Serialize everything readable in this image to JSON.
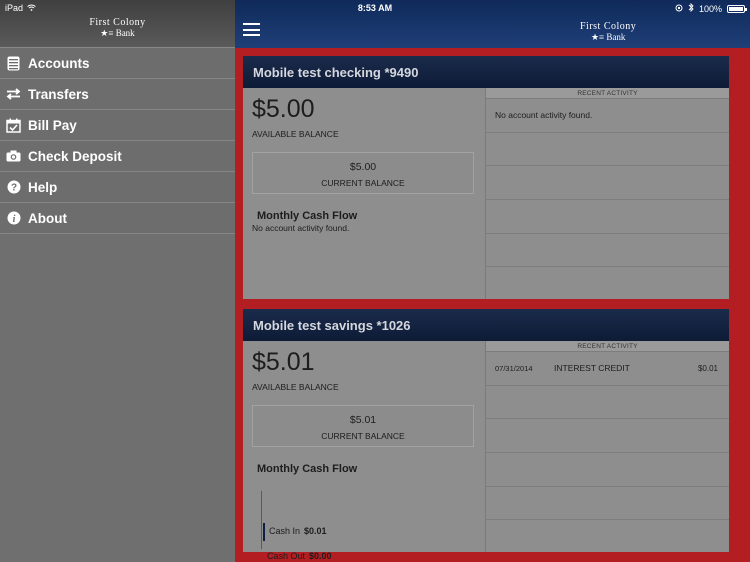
{
  "status_bar": {
    "device": "iPad",
    "time": "8:53 AM",
    "battery": "100%"
  },
  "sidebar": {
    "logo_line1": "First Colony",
    "logo_line2": "Bank",
    "items": [
      {
        "label": "Accounts",
        "icon": "accounts-icon"
      },
      {
        "label": "Transfers",
        "icon": "transfers-icon"
      },
      {
        "label": "Bill Pay",
        "icon": "calendar-check-icon"
      },
      {
        "label": "Check Deposit",
        "icon": "camera-icon"
      },
      {
        "label": "Help",
        "icon": "help-icon"
      },
      {
        "label": "About",
        "icon": "info-icon"
      }
    ]
  },
  "header": {
    "logo_line1": "First Colony",
    "logo_line2": "Bank"
  },
  "accounts": [
    {
      "name": "Mobile test checking *9490",
      "available_balance": "$5.00",
      "available_label": "AVAILABLE BALANCE",
      "current_balance": "$5.00",
      "current_label": "CURRENT BALANCE",
      "cash_flow_title": "Monthly Cash Flow",
      "cash_flow_empty": "No account activity found.",
      "recent_activity_header": "RECENT ACTIVITY",
      "recent_activity_empty": "No account activity found."
    },
    {
      "name": "Mobile test savings *1026",
      "available_balance": "$5.01",
      "available_label": "AVAILABLE BALANCE",
      "current_balance": "$5.01",
      "current_label": "CURRENT BALANCE",
      "cash_flow_title": "Monthly Cash Flow",
      "cash_in_label": "Cash In",
      "cash_in_value": "$0.01",
      "cash_out_label": "Cash Out",
      "cash_out_value": "$0.00",
      "recent_activity_header": "RECENT ACTIVITY",
      "transactions": [
        {
          "date": "07/31/2014",
          "description": "INTEREST CREDIT",
          "amount": "$0.01"
        }
      ]
    }
  ],
  "colors": {
    "main_background": "#b21e22",
    "header_navy": "#0f2a5a",
    "sidebar_gray": "#6f6f6f"
  }
}
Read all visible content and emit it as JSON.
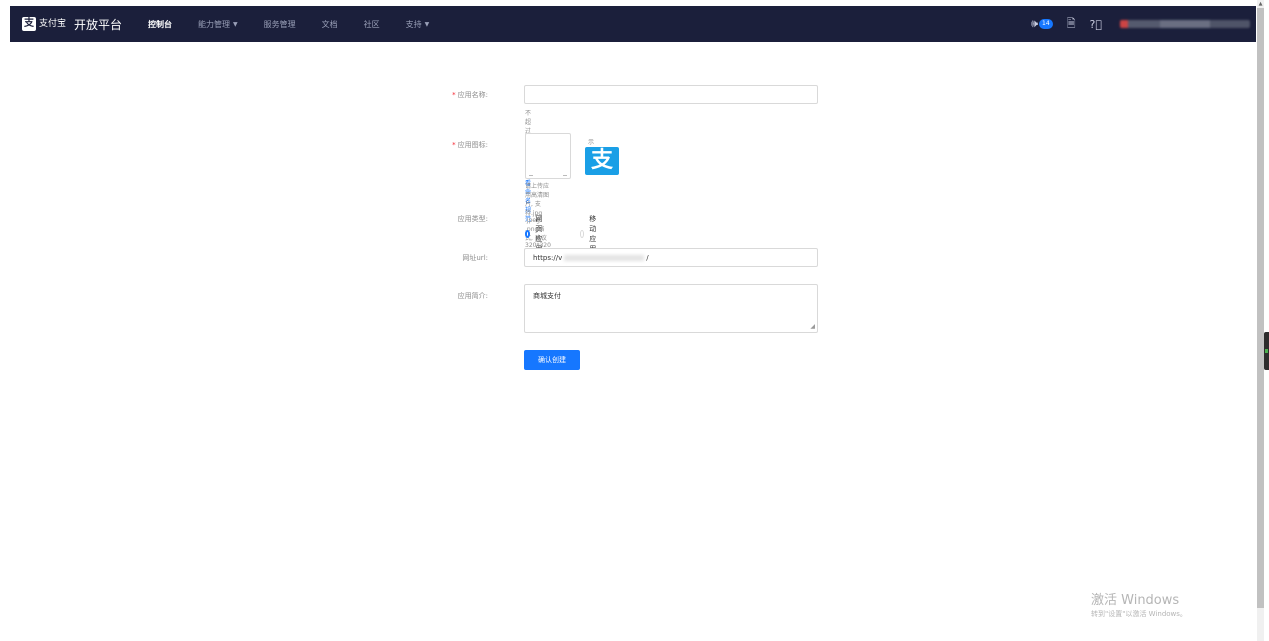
{
  "header": {
    "logo_glyph": "支",
    "logo_text": "支付宝",
    "platform": "开放平台",
    "nav": [
      {
        "label": "控制台",
        "active": true,
        "has_caret": false
      },
      {
        "label": "能力管理",
        "active": false,
        "has_caret": true
      },
      {
        "label": "服务管理",
        "active": false,
        "has_caret": false
      },
      {
        "label": "文档",
        "active": false,
        "has_caret": false
      },
      {
        "label": "社区",
        "active": false,
        "has_caret": false
      },
      {
        "label": "支持",
        "active": false,
        "has_caret": true
      }
    ],
    "notification_count": "14",
    "icons": {
      "speaker": "speaker-icon",
      "doc": "document-check-icon",
      "help": "question-circle-icon"
    }
  },
  "form": {
    "app_name": {
      "required_mark": "*",
      "label": "应用名称:",
      "value": "",
      "hint": "不超过32个字符,",
      "hint_link": "查看命名规范"
    },
    "app_icon": {
      "required_mark": "*",
      "label": "应用图标:",
      "sample_label": "示意图",
      "sample_glyph": "支",
      "hint": "请上传应用高清图片, 支持.jpg .jpeg .png格式, 建议320*320像素, 小于3M"
    },
    "app_type": {
      "label": "应用类型:",
      "options": [
        {
          "label": "网页应用",
          "checked": true
        },
        {
          "label": "移动应用",
          "checked": false
        }
      ]
    },
    "site_url": {
      "label": "网址url:",
      "value_prefix": "https://v",
      "value_suffix": "/"
    },
    "app_intro": {
      "label": "应用简介:",
      "value": "商城支付"
    },
    "submit_label": "确认创建"
  },
  "watermark": {
    "line1": "激活 Windows",
    "line2": "转到\"设置\"以激活 Windows。"
  },
  "colors": {
    "topbar": "#1b1f3b",
    "primary": "#1677ff",
    "required": "#f5222d"
  }
}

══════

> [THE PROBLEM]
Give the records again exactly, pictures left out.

> [ANSWER SECTION]
Serialize everything readable in this image to JSON.
{
  "status_bar": {
    "device": "iPad",
    "time": "8:53 AM",
    "battery": "100%"
  },
  "sidebar": {
    "logo_line1": "First Colony",
    "logo_line2": "Bank",
    "items": [
      {
        "label": "Accounts",
        "icon": "accounts-icon"
      },
      {
        "label": "Transfers",
        "icon": "transfers-icon"
      },
      {
        "label": "Bill Pay",
        "icon": "calendar-check-icon"
      },
      {
        "label": "Check Deposit",
        "icon": "camera-icon"
      },
      {
        "label": "Help",
        "icon": "help-icon"
      },
      {
        "label": "About",
        "icon": "info-icon"
      }
    ]
  },
  "header": {
    "logo_line1": "First Colony",
    "logo_line2": "Bank"
  },
  "accounts": [
    {
      "name": "Mobile test checking *9490",
      "available_balance": "$5.00",
      "available_label": "AVAILABLE BALANCE",
      "current_balance": "$5.00",
      "current_label": "CURRENT BALANCE",
      "cash_flow_title": "Monthly Cash Flow",
      "cash_flow_empty": "No account activity found.",
      "recent_activity_header": "RECENT ACTIVITY",
      "recent_activity_empty": "No account activity found."
    },
    {
      "name": "Mobile test savings *1026",
      "available_balance": "$5.01",
      "available_label": "AVAILABLE BALANCE",
      "current_balance": "$5.01",
      "current_label": "CURRENT BALANCE",
      "cash_flow_title": "Monthly Cash Flow",
      "cash_in_label": "Cash In",
      "cash_in_value": "$0.01",
      "cash_out_label": "Cash Out",
      "cash_out_value": "$0.00",
      "recent_activity_header": "RECENT ACTIVITY",
      "transactions": [
        {
          "date": "07/31/2014",
          "description": "INTEREST CREDIT",
          "amount": "$0.01"
        }
      ]
    }
  ],
  "colors": {
    "main_background": "#b21e22",
    "header_navy": "#0f2a5a",
    "sidebar_gray": "#6f6f6f"
  }
}
Read all visible content and emit it as JSON.
{
  "header": {
    "logo_glyph": "支",
    "logo_text": "支付宝",
    "platform": "开放平台",
    "nav": [
      {
        "label": "控制台",
        "active": true,
        "has_caret": false
      },
      {
        "label": "能力管理",
        "active": false,
        "has_caret": true
      },
      {
        "label": "服务管理",
        "active": false,
        "has_caret": false
      },
      {
        "label": "文档",
        "active": false,
        "has_caret": false
      },
      {
        "label": "社区",
        "active": false,
        "has_caret": false
      },
      {
        "label": "支持",
        "active": false,
        "has_caret": true
      }
    ],
    "notification_count": "14",
    "icons": {
      "speaker": "speaker-icon",
      "doc": "document-check-icon",
      "help": "question-circle-icon"
    }
  },
  "form": {
    "app_name": {
      "required_mark": "*",
      "label": "应用名称:",
      "value": "",
      "hint": "不超过32个字符,",
      "hint_link": "查看命名规范"
    },
    "app_icon": {
      "required_mark": "*",
      "label": "应用图标:",
      "sample_label": "示意图",
      "sample_glyph": "支",
      "hint": "请上传应用高清图片, 支持.jpg .jpeg .png格式, 建议320*320像素, 小于3M"
    },
    "app_type": {
      "label": "应用类型:",
      "options": [
        {
          "label": "网页应用",
          "checked": true
        },
        {
          "label": "移动应用",
          "checked": false
        }
      ]
    },
    "site_url": {
      "label": "网址url:",
      "value_prefix": "https://v",
      "value_suffix": "/"
    },
    "app_intro": {
      "label": "应用简介:",
      "value": "商城支付"
    },
    "submit_label": "确认创建"
  },
  "watermark": {
    "line1": "激活 Windows",
    "line2": "转到\"设置\"以激活 Windows。"
  },
  "colors": {
    "topbar": "#1b1f3b",
    "primary": "#1677ff",
    "required": "#f5222d"
  }
}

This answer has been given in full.